I found your recipe on Pinterest and was considering it as an alternative to the current springerle recipe I use. I’m in Jacksonville, FL and humidity is a major issue when making these. Regardless, I have sufficient success that I keep trying. Your recipe does not include any baking powder or hartshorn. Now do yours rise or “spring” up without it? just checking before I make the effort. Thanks for your advice.
Hi James, Thanks for stopping by. I admit that I’m not a springerle expert and haven’t made too many types, but yes: these springerle do spring up without the additional leavening, at least in my area (the San Francisco bay area, where it’s relatively humid but probably nothing compared to Jacksonville!). These are a little more tender/soft than traditional springerle. I really enjoy the mild cocoa and orange flavors together. Have you checked out springerlejoy.com? She has recipes, tips, videos, and many beautiful molds – if you haven’t seen it, it’s worth looking. Happy baking!
Thanks for getting back with me so quickly. I intend to give your version a try soon. In addition to springerlejoy, I also use House on the Hill as well. Excellent customer service from that lady!

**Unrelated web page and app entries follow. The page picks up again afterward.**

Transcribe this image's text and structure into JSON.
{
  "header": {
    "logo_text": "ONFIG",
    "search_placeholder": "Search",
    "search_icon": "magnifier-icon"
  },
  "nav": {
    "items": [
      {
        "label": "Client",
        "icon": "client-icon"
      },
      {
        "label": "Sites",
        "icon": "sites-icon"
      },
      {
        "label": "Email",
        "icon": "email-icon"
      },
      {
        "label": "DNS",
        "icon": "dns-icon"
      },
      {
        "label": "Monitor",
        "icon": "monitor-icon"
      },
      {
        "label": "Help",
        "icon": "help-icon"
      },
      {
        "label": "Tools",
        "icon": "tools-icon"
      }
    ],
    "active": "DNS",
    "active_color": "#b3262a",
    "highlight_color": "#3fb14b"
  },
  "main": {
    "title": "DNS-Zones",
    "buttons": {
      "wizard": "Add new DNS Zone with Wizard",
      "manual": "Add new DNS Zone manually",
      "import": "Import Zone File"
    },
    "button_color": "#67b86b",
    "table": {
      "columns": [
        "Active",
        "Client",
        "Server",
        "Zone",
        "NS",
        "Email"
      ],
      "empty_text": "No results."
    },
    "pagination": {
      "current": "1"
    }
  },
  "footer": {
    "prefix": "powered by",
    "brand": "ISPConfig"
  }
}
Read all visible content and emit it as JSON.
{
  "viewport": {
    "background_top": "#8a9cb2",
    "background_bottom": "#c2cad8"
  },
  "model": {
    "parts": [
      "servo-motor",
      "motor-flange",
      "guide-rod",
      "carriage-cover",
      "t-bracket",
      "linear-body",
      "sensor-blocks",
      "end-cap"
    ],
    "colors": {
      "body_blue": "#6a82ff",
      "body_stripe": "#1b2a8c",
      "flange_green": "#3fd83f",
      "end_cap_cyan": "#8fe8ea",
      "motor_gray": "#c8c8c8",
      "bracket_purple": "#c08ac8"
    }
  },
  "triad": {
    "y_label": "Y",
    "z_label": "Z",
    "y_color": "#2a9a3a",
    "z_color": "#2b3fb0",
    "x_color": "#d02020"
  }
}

just found your site. I was online looking for springerle molds and found the image of yours. It is fantastic!!!!! I’ve never seen anything like it!!! My grandmother used to make springerle cookies at Christmas and send them all across the country to all the kids and grandkids. I miss them so much and don’t know what happened to her molds.

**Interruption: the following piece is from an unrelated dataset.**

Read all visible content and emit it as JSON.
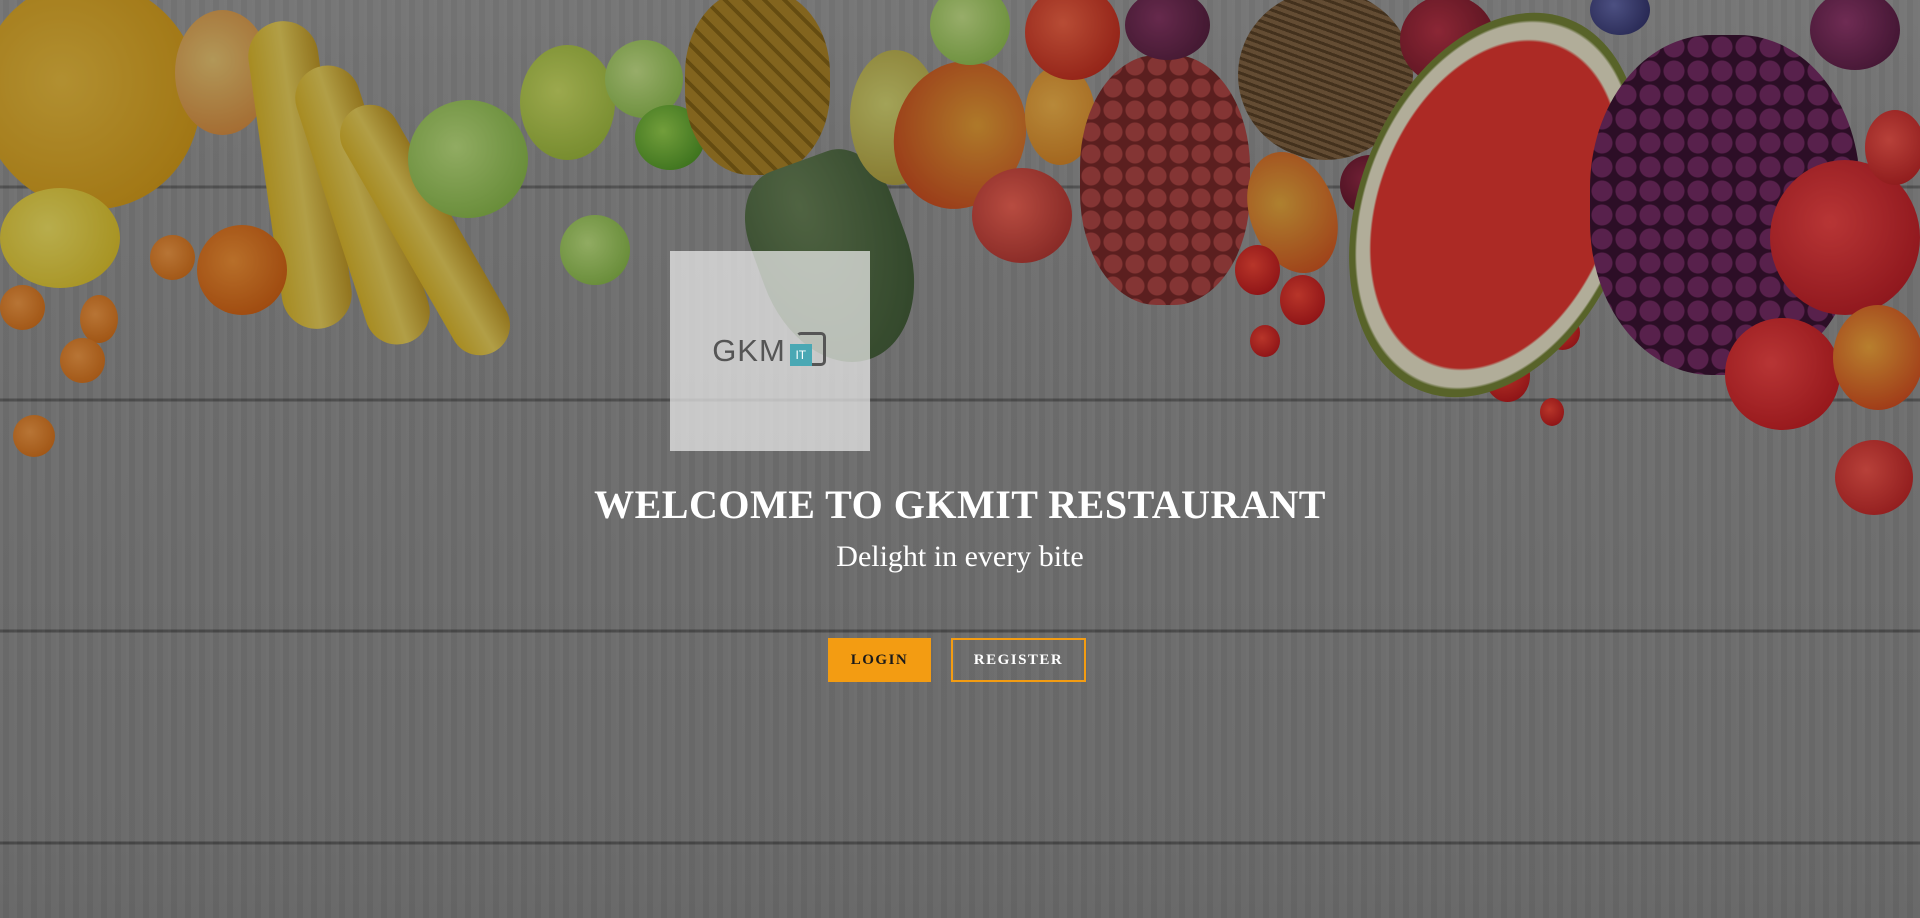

Thanks for stopping by and taking the time to share these kind words! What a wonderful history you have with springerle. My food memories with my own grandma are so vivid and meaningful. I do hope you find your grandmother’s molds or at least some that are reminiscent of them.

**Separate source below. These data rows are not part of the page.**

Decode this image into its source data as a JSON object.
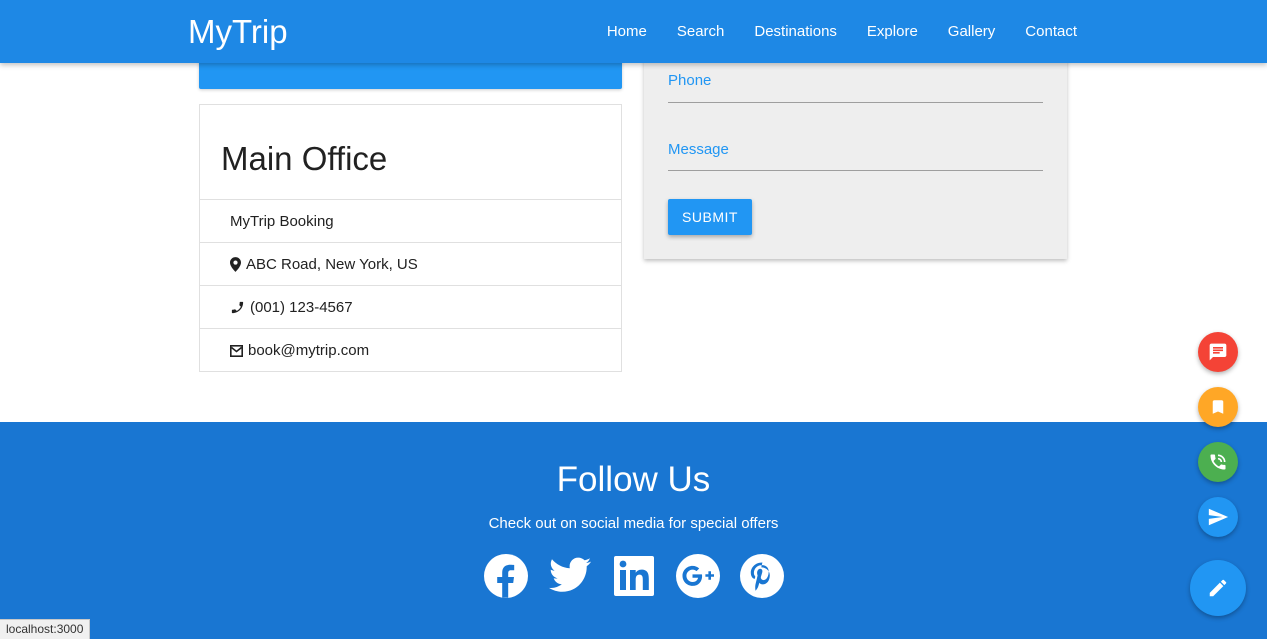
{
  "brand": "MyTrip",
  "nav": [
    {
      "label": "Home"
    },
    {
      "label": "Search"
    },
    {
      "label": "Destinations"
    },
    {
      "label": "Explore"
    },
    {
      "label": "Gallery"
    },
    {
      "label": "Contact"
    }
  ],
  "office": {
    "title": "Main Office",
    "name": "MyTrip Booking",
    "address": "ABC Road, New York, US",
    "phone": "(001) 123-4567",
    "email": "book@mytrip.com"
  },
  "form": {
    "phone_label": "Phone",
    "message_label": "Message",
    "submit_label": "SUBMIT"
  },
  "footer": {
    "title": "Follow Us",
    "subtitle": "Check out on social media for special offers",
    "social": [
      "facebook-icon",
      "twitter-icon",
      "linkedin-icon",
      "google-plus-icon",
      "pinterest-icon"
    ]
  },
  "fabs": [
    {
      "icon": "chat-icon",
      "color": "#f44336"
    },
    {
      "icon": "bookmark-icon",
      "color": "#ffa726"
    },
    {
      "icon": "phone-icon",
      "color": "#4caf50"
    },
    {
      "icon": "send-icon",
      "color": "#2196f3"
    },
    {
      "icon": "edit-icon",
      "color": "#2196f3"
    }
  ],
  "status_bar": "localhost:3000",
  "colors": {
    "navbar": "#1e88e5",
    "footer": "#1976d2",
    "accent": "#2196f3",
    "form_bg": "#eeeeee"
  }
}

i’m so jealous of your killer springerele mold! i’ve been wanting to make these, but can’t justify the expen$e for a good mold. my Grams used to make these with pure anise oil we had to buy at the pharmacy…lol. hers were hard as rock and as kids we laughed at them. now, i miss her and those darn springereles. great post and love your idea of changing up the flavors.
Thanks so much, Jules! I do feel very lucky to have found such a steal on the mold, and I can definitely relate to missing my Grandma and what she cooked (even the things I didn’t like as I kid). I appreciate you stopping by and sharing your story and kind words!
P.S. I just found your blog — your photos are stunning and your creations look so delicious!
Those look amazing! What a find! They remind me of a Victorian kitchen, or even an imperial one. I am so glad you found that gem of a mold, and I love your updated take on Springerle!
Thanks so much, Cameron! I too love the “old world” feel of the mold and the cookies. Someday maybe I’ll even stick to the traditional recipe… if I can stand to. 🙂
Don’t you just love finding things like that? As for whether or not this should be springerle I wouldn’t know since I don’t even know how to say it, but I can say these look delicious & would really be impressive to serve for guests.
Yes — I love these sorts of finds! I’m also quite grateful for both your flexibility with the definition of springerle and for your kind words.
These cookies are really beautiful! And you got such a great deal on that Springerle mold – those can be quite expensive. The one you found has such a neat variety of insects and animals on it too – some of the molds I’ve seen only have insects, or only have animals! And yours has both! Great find…and lovely cookies!
Thank you very much, Erica! I do feel very lucky to have found the rare mold for such a steal… and especially to have your sweet comments here! 🙂
What beautiful and fun cookies and what an inspiring mold! I absolutely love this idea. Thank you!
Thank you so much, Hannelore! We should try making these with GF flour and see how they turn out. If the design doesn’t work, I bet they’d still taste good!
Wow — what a cool mold! Definitely unique and an absolute bargain at $3. As always, your designs and recipes are super inspiring.
Thanks so much, Emilie! Your kind words and encouragement have been more of an inspiration to me than you know.
I’m sure the reverse is true too!!
love these !